• Cholesterol Risk Calculator Debacle – ctd.

    TIE readers are amazing. One writes me, but asks to remain anonymous:

    The cholesterol guidelines are part of a move towards risk-based prevention of CVD (as opposed to risk factor based) that’s been going on for about 10 years.

    If I understand the Times article correctly (which is difficult because the Lancet paper it’s based on isn’t available yet), it looks like what happened isn’t that the new scores have errors, it’s that they didn’t calibrate in another dataset. Roughly, this means that the average rate of events is different from predicted in one group of people to another. It has been seen in a lot of risk scores before. There are many reasons why this might happen, some that say important things about the score, but just as many that actually relate to sampling biases that are not real threats.

    One question is if this makes the transition from LDL to risk in the new guidelines a bad decision. I think it wouldn’t. A man who smokes has 5x the probability of having a heart attack or stroke prevented by a statin as a woman who doesn’t, but the old guidelines treated them identically. A 50% error in calibration does not change that. 

    The new guidelines are aggressive. This is a judgment call – what’s an appropriate number needed to treat for preventing a stroke or heart attack vs. the more common side effects of statins. They also could have made a guideline that would have been more amenable to shared decision-making. But this is being read as an attack on using risk instead of LDL, and I don’t think this seriously harms that advance.

    I look forward to more debate.


    Comments closed
    • Aaron
      Is author (and you?) saying then calibration off, but discrimination of model adequate?

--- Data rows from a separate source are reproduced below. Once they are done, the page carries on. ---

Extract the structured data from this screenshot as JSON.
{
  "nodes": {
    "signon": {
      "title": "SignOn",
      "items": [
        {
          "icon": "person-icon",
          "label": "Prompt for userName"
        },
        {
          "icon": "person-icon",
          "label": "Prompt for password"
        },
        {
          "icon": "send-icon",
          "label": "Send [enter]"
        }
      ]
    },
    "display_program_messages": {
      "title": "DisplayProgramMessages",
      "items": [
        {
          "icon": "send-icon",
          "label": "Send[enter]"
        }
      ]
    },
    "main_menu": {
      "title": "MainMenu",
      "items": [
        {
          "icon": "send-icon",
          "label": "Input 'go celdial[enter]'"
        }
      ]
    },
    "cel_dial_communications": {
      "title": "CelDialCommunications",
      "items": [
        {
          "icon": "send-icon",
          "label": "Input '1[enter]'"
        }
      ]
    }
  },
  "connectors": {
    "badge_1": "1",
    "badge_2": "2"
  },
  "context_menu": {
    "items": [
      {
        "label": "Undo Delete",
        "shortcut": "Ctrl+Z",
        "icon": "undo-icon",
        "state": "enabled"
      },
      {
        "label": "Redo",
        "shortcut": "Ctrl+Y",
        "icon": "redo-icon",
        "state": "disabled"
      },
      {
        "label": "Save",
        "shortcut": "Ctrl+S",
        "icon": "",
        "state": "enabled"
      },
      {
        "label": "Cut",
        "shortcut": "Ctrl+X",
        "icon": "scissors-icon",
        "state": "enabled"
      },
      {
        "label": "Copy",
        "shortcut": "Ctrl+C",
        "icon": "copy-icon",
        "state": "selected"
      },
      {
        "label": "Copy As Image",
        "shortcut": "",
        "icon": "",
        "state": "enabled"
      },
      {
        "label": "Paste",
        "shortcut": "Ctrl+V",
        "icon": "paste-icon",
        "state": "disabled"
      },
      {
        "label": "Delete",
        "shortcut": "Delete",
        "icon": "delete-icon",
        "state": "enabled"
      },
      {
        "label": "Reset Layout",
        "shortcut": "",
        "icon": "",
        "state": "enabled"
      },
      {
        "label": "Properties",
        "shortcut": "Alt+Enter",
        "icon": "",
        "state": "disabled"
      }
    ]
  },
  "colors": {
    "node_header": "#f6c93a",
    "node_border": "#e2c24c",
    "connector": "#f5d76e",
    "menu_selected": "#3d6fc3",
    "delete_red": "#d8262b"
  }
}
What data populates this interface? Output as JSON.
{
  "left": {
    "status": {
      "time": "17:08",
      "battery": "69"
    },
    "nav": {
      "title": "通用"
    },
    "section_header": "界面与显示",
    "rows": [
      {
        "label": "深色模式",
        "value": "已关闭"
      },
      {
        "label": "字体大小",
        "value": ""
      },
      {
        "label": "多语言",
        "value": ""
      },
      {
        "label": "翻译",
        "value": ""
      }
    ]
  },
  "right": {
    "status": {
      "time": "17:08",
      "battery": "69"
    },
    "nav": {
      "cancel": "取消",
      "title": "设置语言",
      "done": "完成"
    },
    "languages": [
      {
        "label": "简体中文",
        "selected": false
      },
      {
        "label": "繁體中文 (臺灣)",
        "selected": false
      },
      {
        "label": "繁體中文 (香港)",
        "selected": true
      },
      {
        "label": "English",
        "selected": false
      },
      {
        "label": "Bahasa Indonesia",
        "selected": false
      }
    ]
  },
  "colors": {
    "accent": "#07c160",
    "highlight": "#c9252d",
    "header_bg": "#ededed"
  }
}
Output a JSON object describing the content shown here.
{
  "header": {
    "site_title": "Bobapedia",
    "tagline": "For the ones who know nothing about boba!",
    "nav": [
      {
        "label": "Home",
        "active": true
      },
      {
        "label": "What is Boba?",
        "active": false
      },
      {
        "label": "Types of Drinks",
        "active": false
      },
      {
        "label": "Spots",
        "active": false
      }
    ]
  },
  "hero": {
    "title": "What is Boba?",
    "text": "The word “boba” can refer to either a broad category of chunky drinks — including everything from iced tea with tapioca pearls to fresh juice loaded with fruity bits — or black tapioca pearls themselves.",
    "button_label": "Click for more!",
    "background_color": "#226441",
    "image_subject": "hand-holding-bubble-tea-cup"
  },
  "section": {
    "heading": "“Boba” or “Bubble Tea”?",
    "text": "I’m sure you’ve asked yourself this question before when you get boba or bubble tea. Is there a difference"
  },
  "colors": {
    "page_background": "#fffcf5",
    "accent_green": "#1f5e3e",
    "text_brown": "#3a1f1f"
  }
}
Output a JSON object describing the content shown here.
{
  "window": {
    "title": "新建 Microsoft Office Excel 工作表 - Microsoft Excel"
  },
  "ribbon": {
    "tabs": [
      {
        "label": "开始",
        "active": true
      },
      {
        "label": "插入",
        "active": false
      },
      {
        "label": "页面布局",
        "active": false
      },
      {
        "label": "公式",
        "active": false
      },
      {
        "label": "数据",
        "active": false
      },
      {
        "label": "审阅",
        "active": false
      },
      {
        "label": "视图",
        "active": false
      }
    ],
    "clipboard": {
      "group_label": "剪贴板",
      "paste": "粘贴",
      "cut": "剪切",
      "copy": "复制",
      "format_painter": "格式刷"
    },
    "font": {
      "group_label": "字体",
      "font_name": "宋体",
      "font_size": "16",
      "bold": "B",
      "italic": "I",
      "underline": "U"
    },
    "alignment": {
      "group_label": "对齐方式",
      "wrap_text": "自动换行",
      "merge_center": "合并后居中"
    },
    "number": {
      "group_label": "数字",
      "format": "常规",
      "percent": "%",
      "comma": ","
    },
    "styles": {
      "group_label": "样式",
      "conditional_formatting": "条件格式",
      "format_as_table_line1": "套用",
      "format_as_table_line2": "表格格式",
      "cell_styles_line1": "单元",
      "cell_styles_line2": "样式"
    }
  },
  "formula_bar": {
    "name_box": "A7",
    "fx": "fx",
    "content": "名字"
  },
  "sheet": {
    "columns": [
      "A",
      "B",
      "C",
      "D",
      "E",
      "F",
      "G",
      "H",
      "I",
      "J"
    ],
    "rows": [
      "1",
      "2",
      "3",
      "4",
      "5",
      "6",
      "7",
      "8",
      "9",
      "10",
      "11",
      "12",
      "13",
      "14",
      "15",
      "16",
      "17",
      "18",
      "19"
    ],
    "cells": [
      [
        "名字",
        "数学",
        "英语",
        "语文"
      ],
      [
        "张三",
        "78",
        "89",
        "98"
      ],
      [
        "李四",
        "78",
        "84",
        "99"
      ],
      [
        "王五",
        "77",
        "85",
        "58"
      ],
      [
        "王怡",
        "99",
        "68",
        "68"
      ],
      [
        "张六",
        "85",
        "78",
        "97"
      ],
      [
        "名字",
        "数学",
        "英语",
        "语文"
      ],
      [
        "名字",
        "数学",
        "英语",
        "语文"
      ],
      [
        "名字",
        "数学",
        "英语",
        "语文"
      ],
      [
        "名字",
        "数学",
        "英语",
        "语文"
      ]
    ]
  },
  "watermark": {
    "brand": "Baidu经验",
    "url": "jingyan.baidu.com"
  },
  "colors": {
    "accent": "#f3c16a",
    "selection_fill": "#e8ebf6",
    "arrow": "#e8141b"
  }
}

    • The irony of these guidelines is several fold. Foremost, the guidelines represent a step in the right direction by emphasizing total CVD risk rather than cholesterol alone as the basis for determining treatment. This was based on well done research that often met stiff resistance from the mainstream lipid crowd. Previous guidelines both overtreated and undertreated people, and this shift should prevent more events per person treated. The other part of the guidelines, to abandon treating to target goals, might actually reduce drug use as it will no longer be standard to keep increasing dose and adding drugs to hit some elusive threshold. However, when the guidelines were turned over to the AHA/ACC, the threshold for when to begin therapy was set at a level of risk that greatly increased the number of people being treated. As previous commenter noted, this is a judgment call and depends on your underlying assessment of how bad risks of statins are (or just philosophy about putting healthy people on drugs). FInally, the fiasco over the risk calculator just exacerbates the previous concern and plays into a narrative that this was a sloppy attempt to increase drug use (note: I dont believe this but others do). Maybe this is a like initial rollout of Obamacare — good thought, poorly executed. (please do not quote me by name)